## Records for processing
-----
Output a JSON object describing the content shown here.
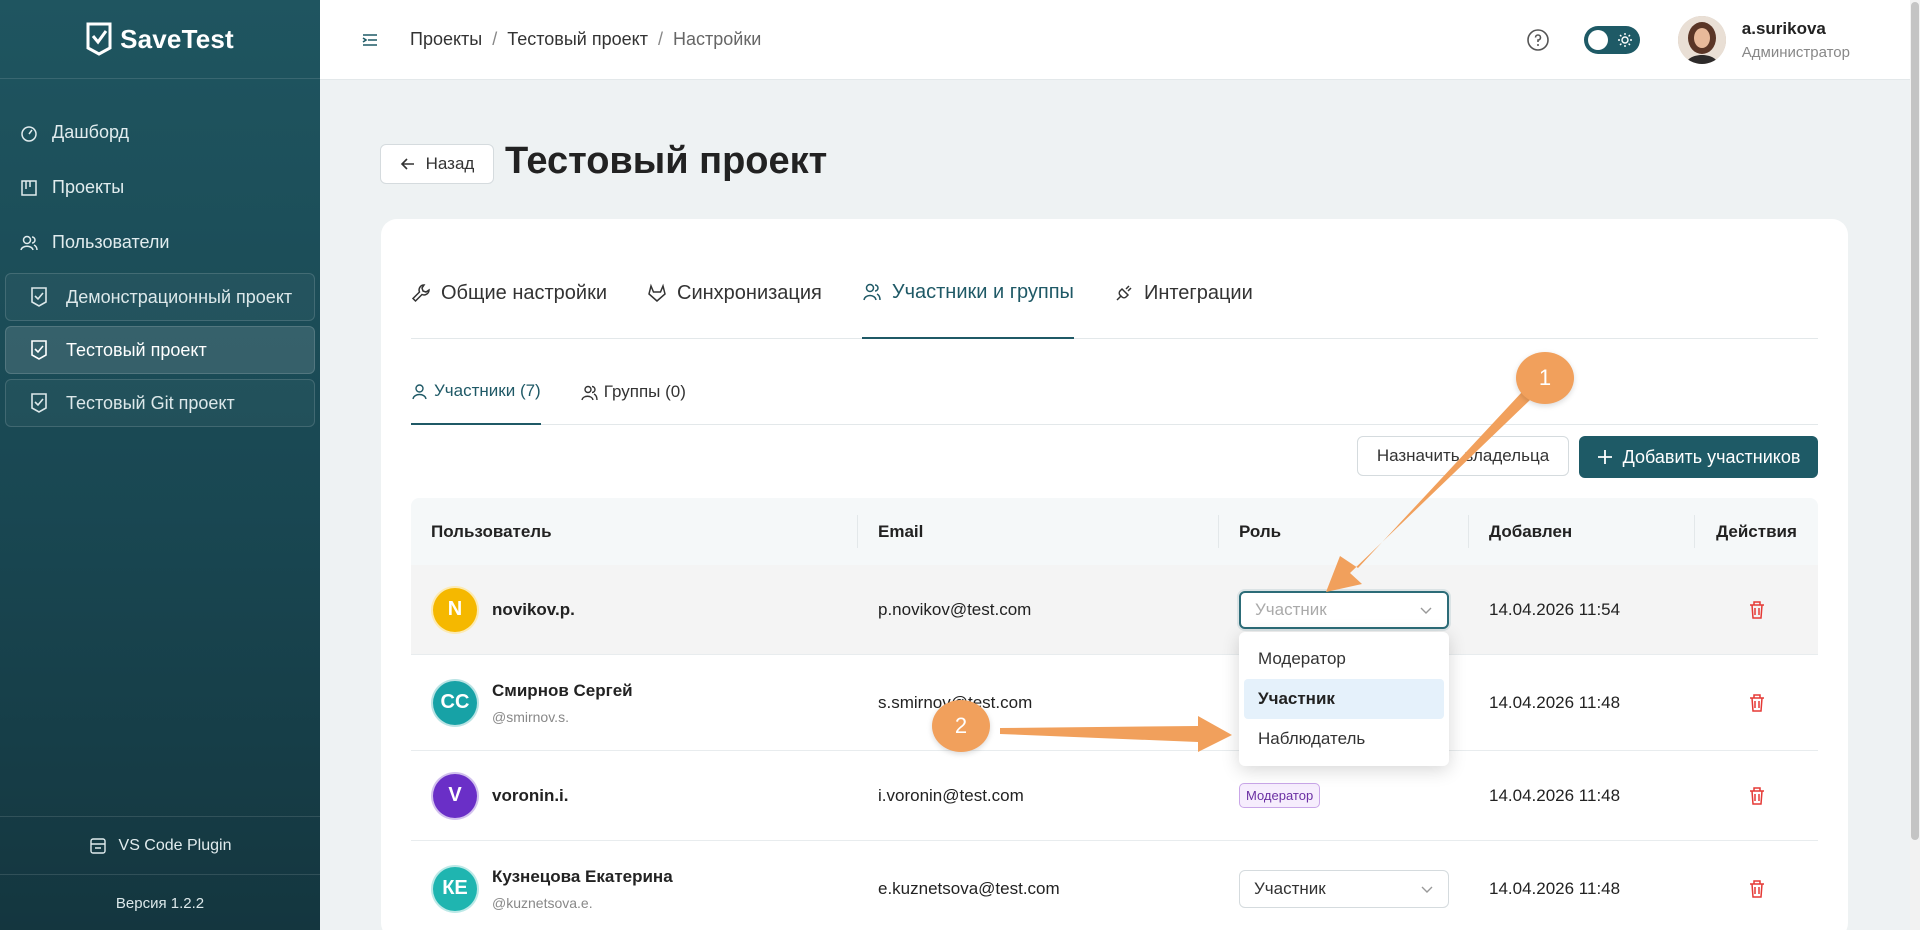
{
  "app": {
    "brand": "SaveTest"
  },
  "sidebar": {
    "nav": [
      {
        "label": "Дашборд",
        "icon": "dashboard-icon"
      },
      {
        "label": "Проекты",
        "icon": "projects-icon"
      },
      {
        "label": "Пользователи",
        "icon": "users-icon"
      }
    ],
    "projects": [
      {
        "label": "Демонстрационный проект",
        "active": false
      },
      {
        "label": "Тестовый проект",
        "active": true
      },
      {
        "label": "Тестовый Git проект",
        "active": false
      }
    ],
    "plugin_label": "VS Code Plugin",
    "version": "Версия 1.2.2"
  },
  "header": {
    "breadcrumb": [
      "Проекты",
      "Тестовый проект",
      "Настройки"
    ],
    "user": {
      "name": "a.surikova",
      "role": "Администратор"
    }
  },
  "page": {
    "back_label": "Назад",
    "title": "Тестовый проект"
  },
  "tabs": [
    {
      "label": "Общие настройки",
      "icon": "wrench-icon",
      "active": false
    },
    {
      "label": "Синхронизация",
      "icon": "gitlab-icon",
      "active": false
    },
    {
      "label": "Участники и группы",
      "icon": "users-icon",
      "active": true
    },
    {
      "label": "Интеграции",
      "icon": "plug-icon",
      "active": false
    }
  ],
  "subtabs": [
    {
      "label": "Участники (7)",
      "active": true
    },
    {
      "label": "Группы (0)",
      "active": false
    }
  ],
  "actions": {
    "assign_owner": "Назначить владельца",
    "add_members": "Добавить участников"
  },
  "table": {
    "headers": {
      "user": "Пользователь",
      "email": "Email",
      "role": "Роль",
      "added": "Добавлен",
      "actions": "Действия"
    },
    "rows": [
      {
        "initials": "N",
        "avatar_color": "#f5b800",
        "name": "novikov.p.",
        "handle": "",
        "email": "p.novikov@test.com",
        "role": "Участник",
        "role_type": "select-open",
        "added": "14.04.2026 11:54"
      },
      {
        "initials": "СС",
        "avatar_color": "#17a2a6",
        "name": "Смирнов Сергей",
        "handle": "@smirnov.s.",
        "email": "s.smirnov@test.com",
        "role": "",
        "role_type": "hidden",
        "added": "14.04.2026 11:48"
      },
      {
        "initials": "V",
        "avatar_color": "#6a2fc7",
        "name": "voronin.i.",
        "handle": "",
        "email": "i.voronin@test.com",
        "role": "Модератор",
        "role_type": "badge",
        "added": "14.04.2026 11:48"
      },
      {
        "initials": "КЕ",
        "avatar_color": "#1fb5b0",
        "name": "Кузнецова Екатерина",
        "handle": "@kuznetsova.e.",
        "email": "e.kuznetsova@test.com",
        "role": "Участник",
        "role_type": "select",
        "added": "14.04.2026 11:48"
      }
    ]
  },
  "role_dropdown": {
    "options": [
      "Модератор",
      "Участник",
      "Наблюдатель"
    ],
    "selected": "Участник"
  },
  "annotations": [
    "1",
    "2"
  ],
  "colors": {
    "accent": "#1e5a66",
    "danger": "#e53935",
    "marker": "#f1a05c"
  }
}
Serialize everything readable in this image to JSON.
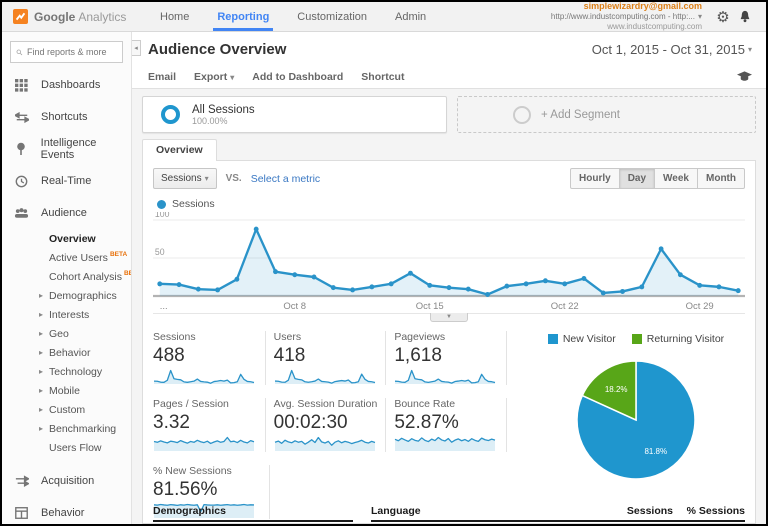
{
  "topbar": {
    "brand": {
      "google": "Google",
      "analytics": "Analytics"
    },
    "nav": [
      {
        "label": "Home"
      },
      {
        "label": "Reporting"
      },
      {
        "label": "Customization"
      },
      {
        "label": "Admin"
      }
    ],
    "active_nav": "Reporting",
    "account": {
      "email": "simplewizardry@gmail.com",
      "property": "http://www.industcomputing.com - http:...",
      "view": "www.industcomputing.com"
    }
  },
  "sidebar": {
    "search_placeholder": "Find reports & more",
    "beta_label": "BETA",
    "items": [
      {
        "label": "Dashboards"
      },
      {
        "label": "Shortcuts"
      },
      {
        "label": "Intelligence Events"
      },
      {
        "label": "Real-Time"
      },
      {
        "label": "Audience"
      }
    ],
    "audience_sub": [
      {
        "label": "Overview"
      },
      {
        "label": "Active Users"
      },
      {
        "label": "Cohort Analysis"
      },
      {
        "label": "Demographics"
      },
      {
        "label": "Interests"
      },
      {
        "label": "Geo"
      },
      {
        "label": "Behavior"
      },
      {
        "label": "Technology"
      },
      {
        "label": "Mobile"
      },
      {
        "label": "Custom"
      },
      {
        "label": "Benchmarking"
      },
      {
        "label": "Users Flow"
      }
    ],
    "bottom_items": [
      {
        "label": "Acquisition"
      },
      {
        "label": "Behavior"
      }
    ]
  },
  "report": {
    "title": "Audience Overview",
    "date_range": "Oct 1, 2015 - Oct 31, 2015",
    "actions": {
      "email": "Email",
      "export": "Export",
      "add_to_dashboard": "Add to Dashboard",
      "shortcut": "Shortcut"
    },
    "segments": {
      "all_sessions": "All Sessions",
      "all_sessions_pct": "100.00%",
      "add_segment": "+ Add Segment"
    },
    "tab": "Overview",
    "controls": {
      "metric": "Sessions",
      "vs": "VS.",
      "select_metric": "Select a metric",
      "granularity": [
        {
          "label": "Hourly"
        },
        {
          "label": "Day"
        },
        {
          "label": "Week"
        },
        {
          "label": "Month"
        }
      ],
      "granularity_active": "Day"
    }
  },
  "scorecards": {
    "rows": [
      [
        {
          "label": "Sessions",
          "value": "488"
        },
        {
          "label": "Users",
          "value": "418"
        },
        {
          "label": "Pageviews",
          "value": "1,618"
        }
      ],
      [
        {
          "label": "Pages / Session",
          "value": "3.32"
        },
        {
          "label": "Avg. Session Duration",
          "value": "00:02:30"
        },
        {
          "label": "Bounce Rate",
          "value": "52.87%"
        }
      ],
      [
        {
          "label": "% New Sessions",
          "value": "81.56%"
        }
      ]
    ],
    "sparks": {
      "sessions": [
        16,
        15,
        9,
        8,
        22,
        88,
        32,
        28,
        25,
        11,
        8,
        12,
        16,
        30,
        14,
        11,
        9,
        2,
        13,
        16,
        20,
        16,
        23,
        4,
        6,
        12,
        62,
        28,
        14,
        12,
        7
      ],
      "users": [
        14,
        13,
        8,
        7,
        19,
        75,
        28,
        24,
        21,
        10,
        7,
        10,
        14,
        26,
        12,
        10,
        8,
        2,
        11,
        14,
        17,
        14,
        20,
        4,
        5,
        10,
        54,
        24,
        12,
        10,
        6
      ],
      "pageviews": [
        52,
        48,
        30,
        26,
        72,
        290,
        105,
        92,
        82,
        36,
        26,
        40,
        54,
        98,
        46,
        36,
        30,
        8,
        44,
        54,
        66,
        54,
        76,
        14,
        20,
        40,
        205,
        95,
        46,
        40,
        22
      ],
      "pages_per_session": [
        3.2,
        2.9,
        3.4,
        3.0,
        2.7,
        3.3,
        3.1,
        2.8,
        3.5,
        3.0,
        2.6,
        3.2,
        2.9,
        3.6,
        3.1,
        2.8,
        3.3,
        2.5,
        3.0,
        3.4,
        2.9,
        3.2,
        4.6,
        3.1,
        3.3,
        2.8,
        3.6,
        3.0,
        2.7,
        3.5,
        3.1
      ],
      "avg_session_duration": [
        150,
        170,
        130,
        185,
        155,
        140,
        175,
        150,
        165,
        115,
        150,
        195,
        145,
        235,
        155,
        135,
        165,
        95,
        150,
        175,
        140,
        165,
        150,
        125,
        145,
        160,
        185,
        150,
        135,
        165,
        145
      ],
      "bounce_rate": [
        55,
        48,
        60,
        52,
        45,
        58,
        50,
        46,
        62,
        50,
        44,
        56,
        49,
        64,
        52,
        47,
        59,
        41,
        51,
        57,
        48,
        54,
        45,
        58,
        50,
        45,
        61,
        53,
        49,
        56,
        51
      ],
      "pct_new_sessions": [
        86,
        84,
        88,
        85,
        83,
        87,
        85,
        82,
        86,
        84,
        88,
        85,
        83,
        86,
        40,
        87,
        85,
        84,
        84,
        86,
        83,
        85,
        87,
        84,
        86,
        83,
        85,
        88,
        84,
        86,
        85
      ]
    }
  },
  "table": {
    "headers": {
      "demographics": "Demographics",
      "language": "Language",
      "sessions": "Sessions",
      "pct_sessions": "% Sessions"
    }
  },
  "chart_data": [
    {
      "id": "sessions-over-time",
      "type": "line",
      "title": "Sessions",
      "x_unit": "day (Oct 1 - Oct 31, 2015)",
      "x_ticks": [
        {
          "index": 0,
          "label": "..."
        },
        {
          "index": 7,
          "label": "Oct 8"
        },
        {
          "index": 14,
          "label": "Oct 15"
        },
        {
          "index": 21,
          "label": "Oct 22"
        },
        {
          "index": 28,
          "label": "Oct 29"
        }
      ],
      "ylim": [
        0,
        100
      ],
      "yticks": [
        50,
        100
      ],
      "grid": true,
      "legend_position": "top-left",
      "color": "#2a93c9",
      "series": [
        {
          "name": "Sessions",
          "values": [
            16,
            15,
            9,
            8,
            22,
            88,
            32,
            28,
            25,
            11,
            8,
            12,
            16,
            30,
            14,
            11,
            9,
            2,
            13,
            16,
            20,
            16,
            23,
            4,
            6,
            12,
            62,
            28,
            14,
            12,
            7
          ]
        }
      ]
    },
    {
      "id": "new-vs-returning-visitors",
      "type": "pie",
      "labels": [
        "New Visitor",
        "Returning Visitor"
      ],
      "values": [
        81.8,
        18.2
      ],
      "slice_labels": [
        "81.8%",
        "18.2%"
      ],
      "colors": [
        "#1f96ce",
        "#58a618"
      ],
      "legend_position": "top"
    }
  ]
}
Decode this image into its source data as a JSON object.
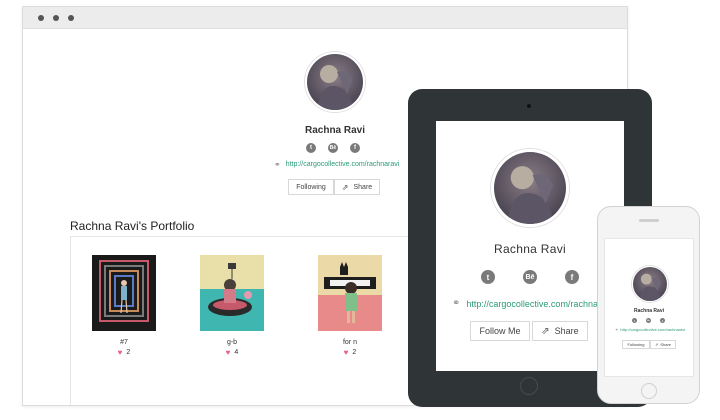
{
  "profile": {
    "name": "Rachna Ravi",
    "url": "http://cargocollective.com/rachnaravi",
    "social": [
      {
        "icon": "tumblr-icon",
        "glyph": "t"
      },
      {
        "icon": "behance-icon",
        "glyph": "Bē"
      },
      {
        "icon": "facebook-icon",
        "glyph": "f"
      }
    ]
  },
  "desktop": {
    "follow_label": "Following",
    "share_label": "Share",
    "portfolio_title": "Rachna Ravi's Portfolio",
    "items": [
      {
        "label": "#7",
        "likes": "2"
      },
      {
        "label": "g-b",
        "likes": "4"
      },
      {
        "label": "for n",
        "likes": "2"
      }
    ]
  },
  "tablet": {
    "url_display": "http://cargocollective.com/rachnaravi",
    "follow_label": "Follow Me",
    "share_label": "Share"
  },
  "phone": {
    "url_display": "http://cargocollective.com/rachnaravi",
    "follow_label": "Following",
    "share_label": "Share"
  },
  "colors": {
    "link": "#2a9a7a",
    "heart": "#e8608a",
    "tablet_frame": "#2f3537"
  }
}
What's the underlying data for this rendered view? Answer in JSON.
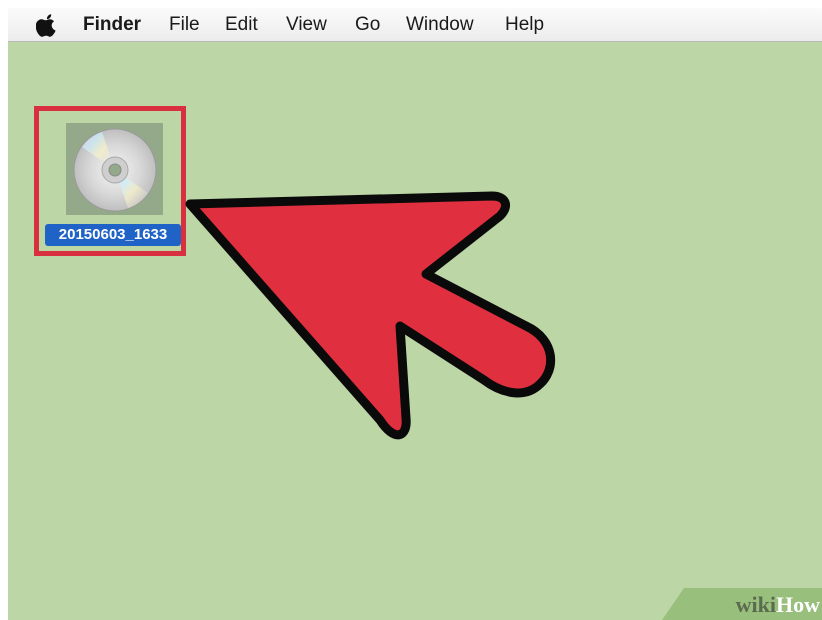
{
  "menubar": {
    "apple_menu_icon": "apple-icon",
    "items": [
      {
        "label": "Finder",
        "bold": true
      },
      {
        "label": "File"
      },
      {
        "label": "Edit"
      },
      {
        "label": "View"
      },
      {
        "label": "Go"
      },
      {
        "label": "Window"
      },
      {
        "label": "Help"
      }
    ]
  },
  "desktop": {
    "background_color": "#bcd6a6",
    "icon": {
      "type": "disc-image-icon",
      "label": "20150603_1633",
      "selected": true
    },
    "highlight_color": "#d8303e",
    "arrow_color": "#e03040"
  },
  "watermark": {
    "wiki": "wiki",
    "how": "How"
  }
}
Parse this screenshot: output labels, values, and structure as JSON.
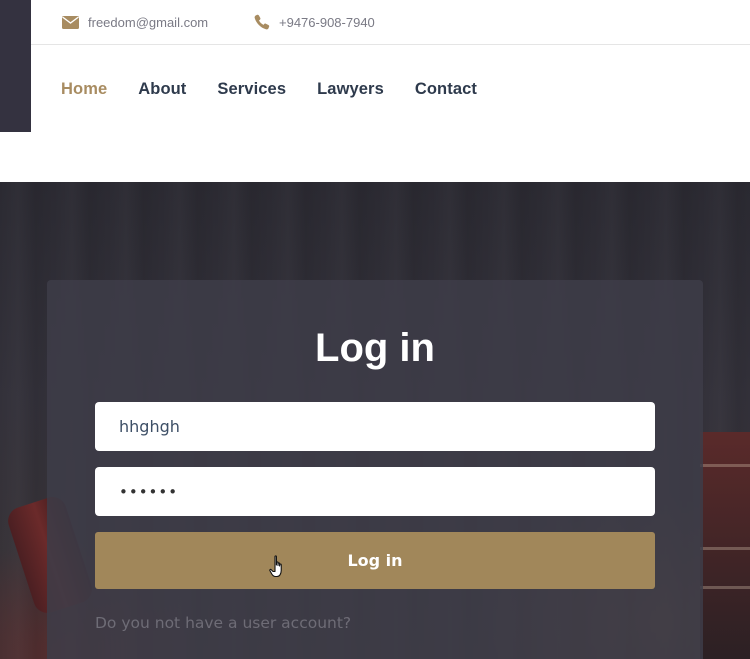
{
  "header": {
    "email": "freedom@gmail.com",
    "phone": "+9476-908-7940",
    "icons": {
      "email": "envelope-icon",
      "phone": "phone-icon"
    }
  },
  "nav": {
    "items": [
      {
        "label": "Home",
        "active": true
      },
      {
        "label": "About",
        "active": false
      },
      {
        "label": "Services",
        "active": false
      },
      {
        "label": "Lawyers",
        "active": false
      },
      {
        "label": "Contact",
        "active": false
      }
    ]
  },
  "login": {
    "title": "Log in",
    "username_value": "hhghgh",
    "password_value": "••••••",
    "button_label": "Log in",
    "signup_prompt": "Do you not have a user account?"
  },
  "colors": {
    "accent": "#a88c61",
    "button": "#a1875a",
    "nav_text": "#2e3a4c",
    "dark": "#343240"
  }
}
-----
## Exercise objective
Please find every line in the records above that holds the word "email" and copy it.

## Result
      "email": "Email",
        "email": "p.novikov@test.com",
        "email": "s.smirnov@test.com",
        "email": "i.voronin@test.com",
        "email": "e.kuznetsova@test.com",
      "email": "simplewizardry@gmail.com",
      "email": "Email",
    "email": "freedom@gmail.com",
      "email": "envelope-icon",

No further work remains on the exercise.